Why she does it: "Probably what we do best is connect people with like ideas. ... We fancy ourselves as people who can have a little more freedom probably than a corporate journalist. We don't have an editor who says we have to balance the story. It isn't necessarily about being fair and balanced. I feel like I'm digging for the truth."
Why Democrats appear to be more active bloggers: "Unfortunately it's easier to rant than to rave," says Phil Noble of PoliticsOnline, himself a Democrat. "We've seen Internet activism organized and directed more effectively against things and candidates than for."
Name: Thomas Ravenel, 44.
Running for: S.C. state treasurer.
Internet niche: MySpace.
What it says about him: He's single (but in a relationship), straight, has an athletic build and is a Leo. It also has his platform and brief bio.
How it differs from his official Web site: "It's a little hipper."
Why he does it: "We want to stay ahead of the curve. I think South Carolina, in its policies and adherence to the status quo ... is one reason we're behind the other 49 states. I'm all about new approaches."
What the site has done for him: It's helped recruit new volunteers. Two of his county campaign chairmen were people who signed up as "friends."
People who've signed to be his "friend": As of last week, 160, including one purporting to be South Carolina football coach Steve Spurrier.
Ravenel's rules: "Friends" have to be 18 or older.
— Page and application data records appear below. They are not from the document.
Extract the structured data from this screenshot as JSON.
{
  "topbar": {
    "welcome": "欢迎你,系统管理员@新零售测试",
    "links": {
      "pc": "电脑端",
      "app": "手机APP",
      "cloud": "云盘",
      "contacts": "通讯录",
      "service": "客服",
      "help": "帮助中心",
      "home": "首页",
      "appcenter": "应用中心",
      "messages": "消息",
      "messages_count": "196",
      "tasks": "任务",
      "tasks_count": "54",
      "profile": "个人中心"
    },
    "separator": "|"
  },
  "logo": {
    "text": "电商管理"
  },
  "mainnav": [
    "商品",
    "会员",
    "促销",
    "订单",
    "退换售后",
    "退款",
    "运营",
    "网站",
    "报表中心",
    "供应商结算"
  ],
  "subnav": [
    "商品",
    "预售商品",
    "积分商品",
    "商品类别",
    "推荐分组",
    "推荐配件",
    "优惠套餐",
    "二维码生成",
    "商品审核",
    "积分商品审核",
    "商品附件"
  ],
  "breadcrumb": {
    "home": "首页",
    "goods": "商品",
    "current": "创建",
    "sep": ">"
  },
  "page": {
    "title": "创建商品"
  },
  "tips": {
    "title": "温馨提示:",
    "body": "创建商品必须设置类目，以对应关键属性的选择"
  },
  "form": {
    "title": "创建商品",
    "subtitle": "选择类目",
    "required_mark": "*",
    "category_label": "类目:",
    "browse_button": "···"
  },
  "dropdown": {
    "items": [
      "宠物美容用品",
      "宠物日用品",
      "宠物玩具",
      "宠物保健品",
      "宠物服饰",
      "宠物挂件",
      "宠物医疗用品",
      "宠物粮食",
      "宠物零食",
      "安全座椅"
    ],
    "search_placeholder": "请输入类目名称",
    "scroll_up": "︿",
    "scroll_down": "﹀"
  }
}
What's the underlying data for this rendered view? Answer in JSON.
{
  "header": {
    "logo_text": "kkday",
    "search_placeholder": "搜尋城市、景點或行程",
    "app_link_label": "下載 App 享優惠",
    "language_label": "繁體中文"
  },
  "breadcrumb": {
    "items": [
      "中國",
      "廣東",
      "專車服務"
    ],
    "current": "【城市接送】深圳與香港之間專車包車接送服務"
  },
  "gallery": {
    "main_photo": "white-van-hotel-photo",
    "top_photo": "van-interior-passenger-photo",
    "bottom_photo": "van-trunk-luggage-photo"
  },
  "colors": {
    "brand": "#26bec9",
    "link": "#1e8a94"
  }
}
No bathing suit pictures allowed.
Caught on the Net
Several politicians have felt the sting of Internet politics this year.
• In Connecticut, thousands of people saw YouTube replays of President Bush appearing to kiss U.S. Sen. Joe Lieberman during the State of the Union. In last month's Democratic primary, it was a kiss of death. Net activists helped Ned Lamont defeat Lieberman.
• At a rally in Virginia, a video camera caught Republican U.S. Sen. George Allen referring to a dark-skinned man in the crowd as "macaca." To critics the remark was racially insensitive. The resulting furor -- fed by thousands of replays on YouTube -- forced him to apologize.
• In South Carolina, Republican Lt. Gov. Andre Bauer's MySpace page included "friends" who submitted scantily clad pictures and it linked to a racy discussion group called "Matt's Mom is HOTT." The photos and link disappeared after a story about it in the Greenville News.